Records for processing section start

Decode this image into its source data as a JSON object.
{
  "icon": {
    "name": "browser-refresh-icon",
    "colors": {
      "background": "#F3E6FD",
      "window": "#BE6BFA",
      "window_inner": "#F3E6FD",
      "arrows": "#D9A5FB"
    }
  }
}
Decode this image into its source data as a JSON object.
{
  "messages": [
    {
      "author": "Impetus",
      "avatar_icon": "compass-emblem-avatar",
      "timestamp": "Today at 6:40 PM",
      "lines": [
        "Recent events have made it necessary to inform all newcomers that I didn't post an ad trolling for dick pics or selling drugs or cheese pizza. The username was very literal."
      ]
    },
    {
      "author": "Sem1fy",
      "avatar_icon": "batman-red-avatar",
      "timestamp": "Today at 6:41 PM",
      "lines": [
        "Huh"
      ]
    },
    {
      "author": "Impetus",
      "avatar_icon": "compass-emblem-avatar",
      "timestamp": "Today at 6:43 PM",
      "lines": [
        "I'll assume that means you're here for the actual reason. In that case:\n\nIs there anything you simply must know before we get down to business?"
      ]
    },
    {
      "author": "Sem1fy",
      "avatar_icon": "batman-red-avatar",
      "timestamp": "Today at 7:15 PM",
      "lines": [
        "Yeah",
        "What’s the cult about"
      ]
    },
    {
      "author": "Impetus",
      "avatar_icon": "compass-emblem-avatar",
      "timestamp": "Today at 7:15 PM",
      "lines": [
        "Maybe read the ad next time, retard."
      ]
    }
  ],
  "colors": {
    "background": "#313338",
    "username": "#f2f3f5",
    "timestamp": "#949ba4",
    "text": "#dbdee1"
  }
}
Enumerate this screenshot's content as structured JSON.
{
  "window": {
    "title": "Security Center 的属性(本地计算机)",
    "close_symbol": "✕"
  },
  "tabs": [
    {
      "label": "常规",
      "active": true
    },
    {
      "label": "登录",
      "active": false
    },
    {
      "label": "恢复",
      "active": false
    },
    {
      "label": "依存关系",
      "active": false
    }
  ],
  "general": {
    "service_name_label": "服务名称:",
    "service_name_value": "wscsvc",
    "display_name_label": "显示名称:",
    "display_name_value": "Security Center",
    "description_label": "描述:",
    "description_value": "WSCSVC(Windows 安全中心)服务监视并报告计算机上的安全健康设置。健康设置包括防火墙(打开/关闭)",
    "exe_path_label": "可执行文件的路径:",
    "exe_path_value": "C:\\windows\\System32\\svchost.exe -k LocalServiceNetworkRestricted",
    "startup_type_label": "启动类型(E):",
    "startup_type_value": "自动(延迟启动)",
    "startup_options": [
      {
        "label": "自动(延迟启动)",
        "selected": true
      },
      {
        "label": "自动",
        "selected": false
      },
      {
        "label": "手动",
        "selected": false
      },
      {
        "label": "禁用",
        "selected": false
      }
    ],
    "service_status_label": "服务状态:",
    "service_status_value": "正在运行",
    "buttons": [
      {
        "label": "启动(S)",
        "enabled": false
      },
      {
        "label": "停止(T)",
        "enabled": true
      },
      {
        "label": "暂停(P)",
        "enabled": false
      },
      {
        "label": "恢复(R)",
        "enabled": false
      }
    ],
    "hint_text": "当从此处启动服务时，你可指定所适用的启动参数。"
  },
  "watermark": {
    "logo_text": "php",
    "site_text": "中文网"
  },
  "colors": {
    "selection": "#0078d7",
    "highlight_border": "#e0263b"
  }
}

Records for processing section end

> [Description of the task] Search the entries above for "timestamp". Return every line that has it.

> [Response for this exercise]
      "timestamp": "Today at 6:40 PM",
      "timestamp": "Today at 6:41 PM",
      "timestamp": "Today at 6:43 PM",
      "timestamp": "Today at 7:15 PM",
      "timestamp": "Today at 7:15 PM",
    "timestamp": "#949ba4",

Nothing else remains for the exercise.